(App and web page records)

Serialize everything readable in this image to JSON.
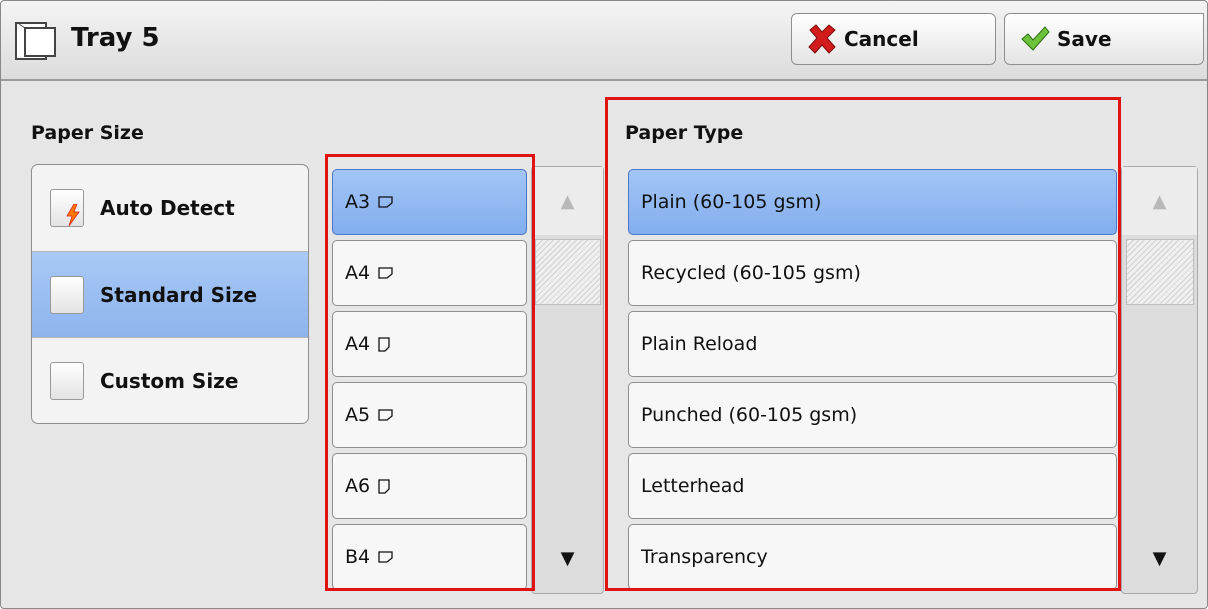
{
  "header": {
    "title": "Tray 5",
    "cancel_label": "Cancel",
    "save_label": "Save"
  },
  "paper_size": {
    "label": "Paper Size",
    "options": [
      {
        "label": "Auto Detect",
        "selected": false
      },
      {
        "label": "Standard Size",
        "selected": true
      },
      {
        "label": "Custom Size",
        "selected": false
      }
    ],
    "sizes": [
      {
        "label": "A3",
        "orientation": "landscape",
        "selected": true
      },
      {
        "label": "A4",
        "orientation": "landscape",
        "selected": false
      },
      {
        "label": "A4",
        "orientation": "portrait",
        "selected": false
      },
      {
        "label": "A5",
        "orientation": "landscape",
        "selected": false
      },
      {
        "label": "A6",
        "orientation": "portrait",
        "selected": false
      },
      {
        "label": "B4",
        "orientation": "landscape",
        "selected": false
      }
    ],
    "scroll_up_icon": "▲",
    "scroll_down_icon": "▼"
  },
  "paper_type": {
    "label": "Paper Type",
    "types": [
      {
        "label": "Plain (60-105 gsm)",
        "selected": true
      },
      {
        "label": "Recycled (60-105 gsm)",
        "selected": false
      },
      {
        "label": "Plain Reload",
        "selected": false
      },
      {
        "label": "Punched (60-105 gsm)",
        "selected": false
      },
      {
        "label": "Letterhead",
        "selected": false
      },
      {
        "label": "Transparency",
        "selected": false
      }
    ],
    "scroll_up_icon": "▲",
    "scroll_down_icon": "▼"
  },
  "colors": {
    "selection": "#8db4ee",
    "highlight": "#e01313",
    "cancel_icon": "#d21b1b",
    "save_icon": "#5bb52d"
  }
}
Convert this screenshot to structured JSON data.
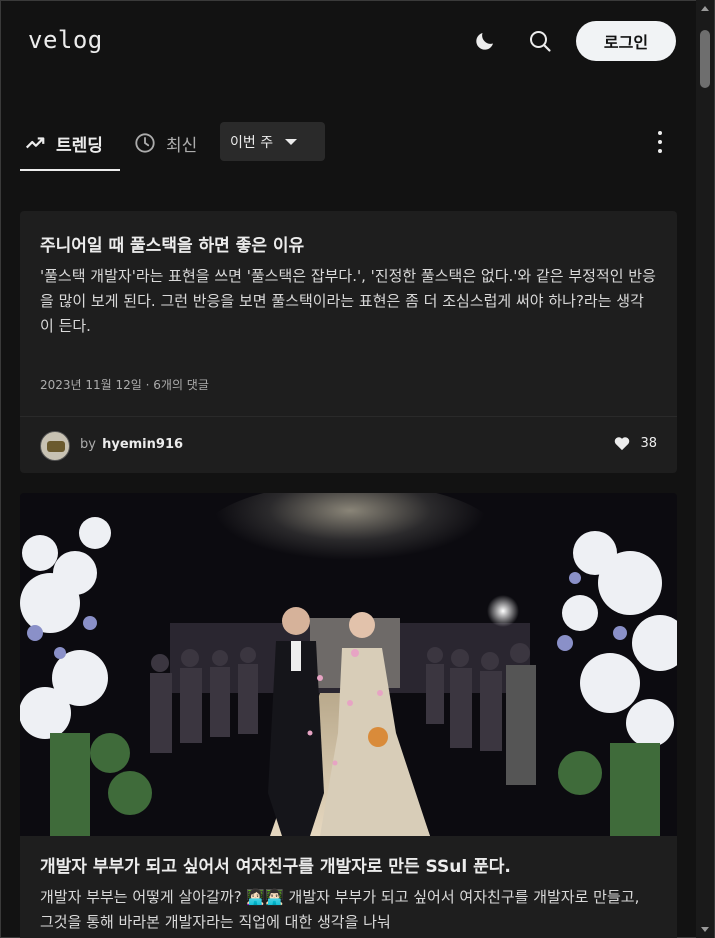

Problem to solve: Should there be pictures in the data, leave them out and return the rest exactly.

Answer space:
Serialize everything readable in this image to JSON.
{
  "header": {
    "title": "Tray 5",
    "cancel_label": "Cancel",
    "save_label": "Save"
  },
  "paper_size": {
    "label": "Paper Size",
    "options": [
      {
        "label": "Auto Detect",
        "selected": false
      },
      {
        "label": "Standard Size",
        "selected": true
      },
      {
        "label": "Custom Size",
        "selected": false
      }
    ],
    "sizes": [
      {
        "label": "A3",
        "orientation": "landscape",
        "selected": true
      },
      {
        "label": "A4",
        "orientation": "landscape",
        "selected": false
      },
      {
        "label": "A4",
        "orientation": "portrait",
        "selected": false
      },
      {
        "label": "A5",
        "orientation": "landscape",
        "selected": false
      },
      {
        "label": "A6",
        "orientation": "portrait",
        "selected": false
      },
      {
        "label": "B4",
        "orientation": "landscape",
        "selected": false
      }
    ],
    "scroll_up_icon": "▲",
    "scroll_down_icon": "▼"
  },
  "paper_type": {
    "label": "Paper Type",
    "types": [
      {
        "label": "Plain (60-105 gsm)",
        "selected": true
      },
      {
        "label": "Recycled (60-105 gsm)",
        "selected": false
      },
      {
        "label": "Plain Reload",
        "selected": false
      },
      {
        "label": "Punched (60-105 gsm)",
        "selected": false
      },
      {
        "label": "Letterhead",
        "selected": false
      },
      {
        "label": "Transparency",
        "selected": false
      }
    ],
    "scroll_up_icon": "▲",
    "scroll_down_icon": "▼"
  },
  "colors": {
    "selection": "#8db4ee",
    "highlight": "#e01313",
    "cancel_icon": "#d21b1b",
    "save_icon": "#5bb52d"
  }
}
Convert this screenshot to structured JSON data.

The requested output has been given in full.